● **Task requirements**
Go through the lines below and retype each one exactly.

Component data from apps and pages
↓

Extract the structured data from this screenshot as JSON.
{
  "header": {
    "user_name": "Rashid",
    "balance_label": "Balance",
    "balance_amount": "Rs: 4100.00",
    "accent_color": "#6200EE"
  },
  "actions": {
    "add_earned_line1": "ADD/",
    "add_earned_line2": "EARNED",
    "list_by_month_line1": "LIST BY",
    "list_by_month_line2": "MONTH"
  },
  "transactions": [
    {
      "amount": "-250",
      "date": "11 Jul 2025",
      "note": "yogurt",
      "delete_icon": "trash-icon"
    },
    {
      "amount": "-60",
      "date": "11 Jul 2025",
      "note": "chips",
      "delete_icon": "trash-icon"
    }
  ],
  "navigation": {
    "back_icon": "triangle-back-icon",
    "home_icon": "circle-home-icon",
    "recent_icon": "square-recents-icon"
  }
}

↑

● **Completed task**
Extract the structured data from this screenshot as JSON.
{
  "header": {
    "user_name": "Rashid",
    "balance_label": "Balance",
    "balance_amount": "Rs: 4100.00",
    "accent_color": "#6200EE"
  },
  "actions": {
    "add_earned_line1": "ADD/",
    "add_earned_line2": "EARNED",
    "list_by_month_line1": "LIST BY",
    "list_by_month_line2": "MONTH"
  },
  "transactions": [
    {
      "amount": "-250",
      "date": "11 Jul 2025",
      "note": "yogurt",
      "delete_icon": "trash-icon"
    },
    {
      "amount": "-60",
      "date": "11 Jul 2025",
      "note": "chips",
      "delete_icon": "trash-icon"
    }
  ],
  "navigation": {
    "back_icon": "triangle-back-icon",
    "home_icon": "circle-home-icon",
    "recent_icon": "square-recents-icon"
  }
}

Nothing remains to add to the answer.